But does the economy really need more Obama-styled stimulation?
Speaking in Paris last week, Christina Romer, head of the White House Council of Economic Advisers, noted that “It would be wrong to tighten fiscal policy immediately, as that would nip the nascent economic recovery in the bud.”
During a week when Obama was busy raising campaign cash for Sen. Barbara Boxer in San Francisco, taking photos with the Duke University basketball team at the White House, lunching with Bill Clinton, and — yes — holding his first press conference in 10 months to talk about the gulf oil spill, Romer traveled to Europe as the President’s representative to the annual meeting of the Organization for Economic Cooperation and Development, a 31-nation watchdog that includes the world’s richest economies.
While there, Romer astutely observed that “unemployment is still painfully high,” and that “nothing would be more damaging than a protracted recession that brought about permanent high unemployment.” She further noted that the president was planning further targeted fiscal actions to stimulate the U.S. economy, after his current economic stimulus plan “winds down” next year.
Romer’s remarks, innocuous and non-substantive as they were, nonetheless were consistent with the Obama administration’s overall public posture on the economy. Yet her comments also serve as an additional reminder of two extremely important truths — truths that at times seem all but forgotten — in the midst of the ongoing economic hardship.
For one, Obama’s “need” to stimulate the economy, and the genuine needs of the economy itself, are not the same thing. Elected politicians like the U.S. president have an immediate need to appear as though they’re doing something constructive, and to make people feel good about the economy (or at least as good as they possibly can) right here, and right now.

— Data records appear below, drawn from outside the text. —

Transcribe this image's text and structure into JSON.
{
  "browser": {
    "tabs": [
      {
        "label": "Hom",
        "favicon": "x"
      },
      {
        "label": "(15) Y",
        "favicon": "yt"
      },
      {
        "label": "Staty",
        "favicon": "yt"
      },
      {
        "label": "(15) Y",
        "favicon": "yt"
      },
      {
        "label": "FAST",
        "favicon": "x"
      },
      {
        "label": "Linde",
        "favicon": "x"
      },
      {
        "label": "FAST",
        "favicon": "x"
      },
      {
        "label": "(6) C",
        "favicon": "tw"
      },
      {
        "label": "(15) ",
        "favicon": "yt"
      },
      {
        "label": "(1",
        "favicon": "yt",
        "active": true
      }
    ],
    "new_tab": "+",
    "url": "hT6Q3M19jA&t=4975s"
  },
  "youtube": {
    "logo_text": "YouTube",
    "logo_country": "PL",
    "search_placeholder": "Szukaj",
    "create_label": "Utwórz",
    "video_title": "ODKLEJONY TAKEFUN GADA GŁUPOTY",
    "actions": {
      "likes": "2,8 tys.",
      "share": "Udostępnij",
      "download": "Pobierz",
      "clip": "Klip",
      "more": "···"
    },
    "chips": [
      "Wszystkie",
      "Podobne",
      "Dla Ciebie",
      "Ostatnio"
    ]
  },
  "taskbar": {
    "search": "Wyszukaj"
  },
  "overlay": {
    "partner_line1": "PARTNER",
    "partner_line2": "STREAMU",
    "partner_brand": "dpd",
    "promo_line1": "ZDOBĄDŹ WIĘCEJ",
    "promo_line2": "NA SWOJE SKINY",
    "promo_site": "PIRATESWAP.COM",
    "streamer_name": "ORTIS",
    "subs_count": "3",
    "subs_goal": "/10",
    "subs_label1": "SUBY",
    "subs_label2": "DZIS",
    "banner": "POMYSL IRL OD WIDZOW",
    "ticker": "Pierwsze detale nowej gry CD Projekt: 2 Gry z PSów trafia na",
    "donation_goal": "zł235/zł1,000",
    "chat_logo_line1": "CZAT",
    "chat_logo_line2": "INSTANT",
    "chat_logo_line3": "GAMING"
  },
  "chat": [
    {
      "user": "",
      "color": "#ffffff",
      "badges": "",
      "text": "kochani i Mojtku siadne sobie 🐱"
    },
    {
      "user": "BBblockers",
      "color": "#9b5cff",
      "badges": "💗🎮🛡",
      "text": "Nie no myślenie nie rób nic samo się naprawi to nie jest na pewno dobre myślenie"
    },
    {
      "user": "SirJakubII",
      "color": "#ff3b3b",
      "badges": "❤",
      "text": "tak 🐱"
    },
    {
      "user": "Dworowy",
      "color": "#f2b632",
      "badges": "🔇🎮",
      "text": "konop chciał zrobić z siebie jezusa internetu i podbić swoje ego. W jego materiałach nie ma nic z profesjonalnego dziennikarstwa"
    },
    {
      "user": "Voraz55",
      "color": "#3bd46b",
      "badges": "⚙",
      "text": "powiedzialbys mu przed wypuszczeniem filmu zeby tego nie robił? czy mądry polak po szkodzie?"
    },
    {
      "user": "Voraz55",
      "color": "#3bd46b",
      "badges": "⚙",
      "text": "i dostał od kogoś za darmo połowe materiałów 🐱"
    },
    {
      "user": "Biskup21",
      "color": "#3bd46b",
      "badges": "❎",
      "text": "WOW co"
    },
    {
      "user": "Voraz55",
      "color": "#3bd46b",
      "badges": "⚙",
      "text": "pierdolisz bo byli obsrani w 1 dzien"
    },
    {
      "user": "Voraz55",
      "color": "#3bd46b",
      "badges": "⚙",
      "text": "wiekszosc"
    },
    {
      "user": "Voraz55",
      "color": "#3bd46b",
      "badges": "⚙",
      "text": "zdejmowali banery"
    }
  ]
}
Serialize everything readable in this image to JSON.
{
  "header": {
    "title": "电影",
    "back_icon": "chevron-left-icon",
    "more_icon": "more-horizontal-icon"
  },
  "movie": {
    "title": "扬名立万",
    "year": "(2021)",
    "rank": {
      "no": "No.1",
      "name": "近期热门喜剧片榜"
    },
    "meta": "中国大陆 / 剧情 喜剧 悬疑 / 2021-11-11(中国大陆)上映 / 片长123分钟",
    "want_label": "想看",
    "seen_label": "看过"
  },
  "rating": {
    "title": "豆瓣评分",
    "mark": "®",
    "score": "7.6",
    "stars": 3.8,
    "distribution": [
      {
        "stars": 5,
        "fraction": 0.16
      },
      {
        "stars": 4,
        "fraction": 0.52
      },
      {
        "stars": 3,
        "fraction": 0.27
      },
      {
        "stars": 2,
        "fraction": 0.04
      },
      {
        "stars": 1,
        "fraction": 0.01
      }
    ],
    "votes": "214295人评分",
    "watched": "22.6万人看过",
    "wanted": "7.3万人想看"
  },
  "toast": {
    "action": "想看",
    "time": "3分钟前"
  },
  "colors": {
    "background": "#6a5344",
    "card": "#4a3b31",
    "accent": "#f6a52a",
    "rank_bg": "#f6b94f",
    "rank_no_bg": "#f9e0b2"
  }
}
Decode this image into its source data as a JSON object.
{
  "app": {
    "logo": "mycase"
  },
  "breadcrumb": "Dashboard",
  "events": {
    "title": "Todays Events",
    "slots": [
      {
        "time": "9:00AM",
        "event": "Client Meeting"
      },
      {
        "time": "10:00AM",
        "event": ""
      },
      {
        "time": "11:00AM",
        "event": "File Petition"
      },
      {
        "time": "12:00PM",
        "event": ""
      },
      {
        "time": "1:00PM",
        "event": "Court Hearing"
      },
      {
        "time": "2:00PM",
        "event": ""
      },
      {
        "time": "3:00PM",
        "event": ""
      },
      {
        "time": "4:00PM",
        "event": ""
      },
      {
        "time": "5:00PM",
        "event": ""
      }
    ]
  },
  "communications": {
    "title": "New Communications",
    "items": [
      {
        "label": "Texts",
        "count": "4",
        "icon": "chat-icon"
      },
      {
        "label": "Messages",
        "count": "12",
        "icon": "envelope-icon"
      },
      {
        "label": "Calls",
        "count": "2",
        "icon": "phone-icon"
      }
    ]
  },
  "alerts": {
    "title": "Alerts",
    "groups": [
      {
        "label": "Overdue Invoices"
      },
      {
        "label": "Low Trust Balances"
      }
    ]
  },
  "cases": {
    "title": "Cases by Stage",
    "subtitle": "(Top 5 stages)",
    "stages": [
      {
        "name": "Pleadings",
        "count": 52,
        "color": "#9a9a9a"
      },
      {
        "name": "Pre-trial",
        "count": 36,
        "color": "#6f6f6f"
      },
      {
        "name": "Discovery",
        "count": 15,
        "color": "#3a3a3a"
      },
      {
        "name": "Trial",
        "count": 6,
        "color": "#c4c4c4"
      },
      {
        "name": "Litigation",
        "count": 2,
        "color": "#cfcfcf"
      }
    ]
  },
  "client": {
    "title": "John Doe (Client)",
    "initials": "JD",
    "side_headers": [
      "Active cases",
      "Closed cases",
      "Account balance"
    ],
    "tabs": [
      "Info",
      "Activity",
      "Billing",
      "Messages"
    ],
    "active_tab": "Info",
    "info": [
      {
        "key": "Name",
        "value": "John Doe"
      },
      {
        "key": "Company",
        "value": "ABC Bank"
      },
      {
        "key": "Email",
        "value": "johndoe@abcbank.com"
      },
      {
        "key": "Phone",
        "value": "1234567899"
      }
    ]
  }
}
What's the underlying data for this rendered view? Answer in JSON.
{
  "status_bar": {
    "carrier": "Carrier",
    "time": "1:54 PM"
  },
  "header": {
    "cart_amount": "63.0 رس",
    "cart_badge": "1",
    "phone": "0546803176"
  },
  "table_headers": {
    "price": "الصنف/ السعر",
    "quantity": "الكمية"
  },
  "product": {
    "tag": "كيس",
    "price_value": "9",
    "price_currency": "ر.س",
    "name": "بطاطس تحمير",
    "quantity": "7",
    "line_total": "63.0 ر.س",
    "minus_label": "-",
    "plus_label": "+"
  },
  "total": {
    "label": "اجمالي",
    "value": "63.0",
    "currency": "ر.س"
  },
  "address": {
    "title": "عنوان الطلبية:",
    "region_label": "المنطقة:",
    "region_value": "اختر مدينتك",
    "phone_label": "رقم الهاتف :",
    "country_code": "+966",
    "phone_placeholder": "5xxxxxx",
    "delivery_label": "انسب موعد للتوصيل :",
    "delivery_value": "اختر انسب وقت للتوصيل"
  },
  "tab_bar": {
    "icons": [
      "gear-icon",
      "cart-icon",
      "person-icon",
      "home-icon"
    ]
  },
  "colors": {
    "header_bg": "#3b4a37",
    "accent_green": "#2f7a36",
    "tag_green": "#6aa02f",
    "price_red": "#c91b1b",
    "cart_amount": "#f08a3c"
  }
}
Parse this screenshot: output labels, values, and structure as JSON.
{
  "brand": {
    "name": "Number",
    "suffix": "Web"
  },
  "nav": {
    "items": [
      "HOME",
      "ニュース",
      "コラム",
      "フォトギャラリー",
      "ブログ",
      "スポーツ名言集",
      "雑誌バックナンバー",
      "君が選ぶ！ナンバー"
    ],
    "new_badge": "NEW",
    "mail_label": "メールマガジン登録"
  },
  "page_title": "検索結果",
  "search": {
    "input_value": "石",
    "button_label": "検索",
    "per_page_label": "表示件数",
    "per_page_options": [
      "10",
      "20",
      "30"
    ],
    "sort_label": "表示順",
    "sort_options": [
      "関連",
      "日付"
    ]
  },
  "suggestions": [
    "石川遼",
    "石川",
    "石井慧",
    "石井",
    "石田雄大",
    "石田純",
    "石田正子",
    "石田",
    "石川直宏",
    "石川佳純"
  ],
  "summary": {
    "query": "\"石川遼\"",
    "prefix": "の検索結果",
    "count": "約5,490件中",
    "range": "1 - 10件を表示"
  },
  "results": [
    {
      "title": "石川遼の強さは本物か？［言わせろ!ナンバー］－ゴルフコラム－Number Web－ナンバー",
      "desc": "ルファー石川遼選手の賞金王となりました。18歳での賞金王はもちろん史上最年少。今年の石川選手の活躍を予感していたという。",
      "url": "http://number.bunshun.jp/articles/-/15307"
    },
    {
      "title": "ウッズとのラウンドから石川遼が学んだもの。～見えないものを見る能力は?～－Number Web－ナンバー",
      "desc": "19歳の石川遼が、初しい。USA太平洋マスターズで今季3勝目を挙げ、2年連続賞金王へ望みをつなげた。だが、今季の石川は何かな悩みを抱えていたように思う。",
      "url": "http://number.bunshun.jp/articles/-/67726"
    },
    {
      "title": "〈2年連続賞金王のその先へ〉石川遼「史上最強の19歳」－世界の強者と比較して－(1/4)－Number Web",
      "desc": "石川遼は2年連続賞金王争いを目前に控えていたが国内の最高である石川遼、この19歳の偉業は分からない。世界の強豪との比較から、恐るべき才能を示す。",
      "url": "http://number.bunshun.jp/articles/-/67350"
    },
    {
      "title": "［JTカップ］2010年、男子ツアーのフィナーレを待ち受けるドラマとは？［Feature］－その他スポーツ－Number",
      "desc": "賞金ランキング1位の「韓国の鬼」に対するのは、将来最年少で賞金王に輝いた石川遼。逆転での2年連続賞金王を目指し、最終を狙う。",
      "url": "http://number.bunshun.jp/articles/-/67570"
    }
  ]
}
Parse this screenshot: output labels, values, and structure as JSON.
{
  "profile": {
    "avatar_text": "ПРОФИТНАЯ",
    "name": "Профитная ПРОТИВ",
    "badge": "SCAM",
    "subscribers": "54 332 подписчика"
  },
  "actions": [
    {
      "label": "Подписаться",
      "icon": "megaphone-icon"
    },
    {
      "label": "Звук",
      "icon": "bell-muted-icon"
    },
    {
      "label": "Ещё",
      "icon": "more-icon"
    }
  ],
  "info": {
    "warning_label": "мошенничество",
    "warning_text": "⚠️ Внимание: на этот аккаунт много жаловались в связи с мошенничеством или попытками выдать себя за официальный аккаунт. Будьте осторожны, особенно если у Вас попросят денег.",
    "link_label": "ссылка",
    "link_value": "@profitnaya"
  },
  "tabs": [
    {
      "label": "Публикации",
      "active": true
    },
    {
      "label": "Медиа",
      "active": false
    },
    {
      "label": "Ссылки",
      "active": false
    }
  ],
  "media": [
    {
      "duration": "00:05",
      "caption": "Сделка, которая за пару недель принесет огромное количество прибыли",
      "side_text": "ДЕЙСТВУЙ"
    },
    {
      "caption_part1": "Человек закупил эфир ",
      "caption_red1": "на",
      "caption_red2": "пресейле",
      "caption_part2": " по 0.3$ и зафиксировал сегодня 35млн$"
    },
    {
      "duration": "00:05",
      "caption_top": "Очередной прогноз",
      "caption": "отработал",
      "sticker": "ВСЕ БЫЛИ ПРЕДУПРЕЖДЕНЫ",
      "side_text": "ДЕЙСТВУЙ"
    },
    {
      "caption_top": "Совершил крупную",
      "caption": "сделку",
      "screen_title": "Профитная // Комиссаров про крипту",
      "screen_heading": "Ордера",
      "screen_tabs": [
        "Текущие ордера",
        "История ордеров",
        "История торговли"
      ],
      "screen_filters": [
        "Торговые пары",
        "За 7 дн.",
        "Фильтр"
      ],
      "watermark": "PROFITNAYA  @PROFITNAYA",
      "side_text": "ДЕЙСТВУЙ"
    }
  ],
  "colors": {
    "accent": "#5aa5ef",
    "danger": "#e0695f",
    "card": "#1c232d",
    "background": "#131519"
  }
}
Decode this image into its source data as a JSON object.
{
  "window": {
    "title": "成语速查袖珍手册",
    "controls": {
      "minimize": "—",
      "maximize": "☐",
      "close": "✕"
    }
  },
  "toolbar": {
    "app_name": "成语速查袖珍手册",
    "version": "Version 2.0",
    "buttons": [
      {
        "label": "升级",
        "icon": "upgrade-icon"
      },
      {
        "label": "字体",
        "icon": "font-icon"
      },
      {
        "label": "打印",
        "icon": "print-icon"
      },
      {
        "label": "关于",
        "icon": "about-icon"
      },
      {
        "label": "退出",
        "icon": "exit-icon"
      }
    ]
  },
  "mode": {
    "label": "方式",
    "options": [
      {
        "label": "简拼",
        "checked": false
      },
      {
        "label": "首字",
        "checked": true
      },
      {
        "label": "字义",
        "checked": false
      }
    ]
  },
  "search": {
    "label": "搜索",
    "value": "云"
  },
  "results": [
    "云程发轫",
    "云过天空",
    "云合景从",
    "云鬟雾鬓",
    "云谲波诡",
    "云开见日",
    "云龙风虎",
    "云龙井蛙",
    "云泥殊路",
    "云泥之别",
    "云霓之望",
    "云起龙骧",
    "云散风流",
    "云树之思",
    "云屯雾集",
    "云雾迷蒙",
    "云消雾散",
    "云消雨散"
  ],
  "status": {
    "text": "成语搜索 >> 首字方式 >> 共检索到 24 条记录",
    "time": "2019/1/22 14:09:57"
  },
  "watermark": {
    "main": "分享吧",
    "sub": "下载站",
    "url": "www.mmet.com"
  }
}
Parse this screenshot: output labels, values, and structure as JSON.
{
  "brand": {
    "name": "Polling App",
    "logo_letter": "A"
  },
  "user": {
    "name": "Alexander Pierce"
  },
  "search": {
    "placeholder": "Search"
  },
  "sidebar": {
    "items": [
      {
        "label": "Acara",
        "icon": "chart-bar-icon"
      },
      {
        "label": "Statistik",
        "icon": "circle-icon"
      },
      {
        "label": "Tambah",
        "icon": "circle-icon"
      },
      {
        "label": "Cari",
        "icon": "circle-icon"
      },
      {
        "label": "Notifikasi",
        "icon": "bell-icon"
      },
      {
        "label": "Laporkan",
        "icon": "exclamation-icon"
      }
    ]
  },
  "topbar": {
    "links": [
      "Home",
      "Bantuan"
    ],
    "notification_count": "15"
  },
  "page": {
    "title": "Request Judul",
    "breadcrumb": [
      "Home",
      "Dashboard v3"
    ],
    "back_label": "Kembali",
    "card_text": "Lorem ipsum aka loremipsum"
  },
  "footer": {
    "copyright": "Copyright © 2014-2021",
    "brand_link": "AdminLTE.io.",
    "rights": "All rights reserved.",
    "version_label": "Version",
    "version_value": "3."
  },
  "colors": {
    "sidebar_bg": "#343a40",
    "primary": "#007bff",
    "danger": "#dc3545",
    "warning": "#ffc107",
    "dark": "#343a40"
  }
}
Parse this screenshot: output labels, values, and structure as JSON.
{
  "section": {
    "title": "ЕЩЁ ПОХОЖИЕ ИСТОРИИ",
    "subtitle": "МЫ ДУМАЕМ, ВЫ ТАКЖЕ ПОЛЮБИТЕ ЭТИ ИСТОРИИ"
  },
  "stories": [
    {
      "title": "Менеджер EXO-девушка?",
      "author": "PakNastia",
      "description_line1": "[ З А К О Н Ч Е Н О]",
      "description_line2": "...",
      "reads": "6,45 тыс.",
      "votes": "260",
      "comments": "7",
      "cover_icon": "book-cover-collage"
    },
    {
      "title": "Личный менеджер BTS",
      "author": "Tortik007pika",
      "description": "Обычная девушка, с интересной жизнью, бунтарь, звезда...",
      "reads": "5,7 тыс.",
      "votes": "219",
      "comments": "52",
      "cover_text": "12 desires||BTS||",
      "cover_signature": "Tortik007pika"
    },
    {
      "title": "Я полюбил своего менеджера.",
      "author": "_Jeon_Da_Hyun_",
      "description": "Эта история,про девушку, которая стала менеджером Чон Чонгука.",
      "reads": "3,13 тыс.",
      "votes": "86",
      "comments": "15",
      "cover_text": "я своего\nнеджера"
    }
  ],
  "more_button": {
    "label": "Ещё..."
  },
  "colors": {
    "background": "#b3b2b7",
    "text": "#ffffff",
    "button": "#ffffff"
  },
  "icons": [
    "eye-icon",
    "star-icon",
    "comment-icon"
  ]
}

In the past 16 months, Obama’s immediate, short-term political need has produced a lot of public policy that seeks to “rescue” people — rescuing them from the economic downturn, from “greedy bankers” and “rich executives,” and from their own destructive behavior. Obama looks like a hero, presumably, but his policies don’t necessarily improve the economy.
Yet, another important truth in the midst of the murkiness is that far too much of this type of economic policy is built upon the “false assumption of government goodness.” This little axiom stipulates that greed, scandal and injustice only happen in the private sector economy at the hands of “rich people,” while those in the public sector — politicians and bureaucrats alike — always do the right thing, manage economic resources to their best possible ends, and act selflessly in the interests of the common good.
Thus, it is presumed, everything that President Obama seeks to do with our nation’s economic resources is for the good of everybody, done out of the benevolence of his heart. Nationalized health care is all about Obama blessing us with goodness, right? It’s so good that over half the states in our union are suing the federal government to prevent the implementation of the President’s “plan” and nearly 70 percent of the American electorate now wants it repealed.
Good, short-term politics doesn’t always lead to sound, rational, long-term economic policy. May America elect to “stop the stimulus” — before it kills us all.
Austin Hill (www.AustinHill.net) is author of “The Virtues Of Capitalism” and a frequent guest host for Arizona’s Newstalk KTAR (92.3 FM).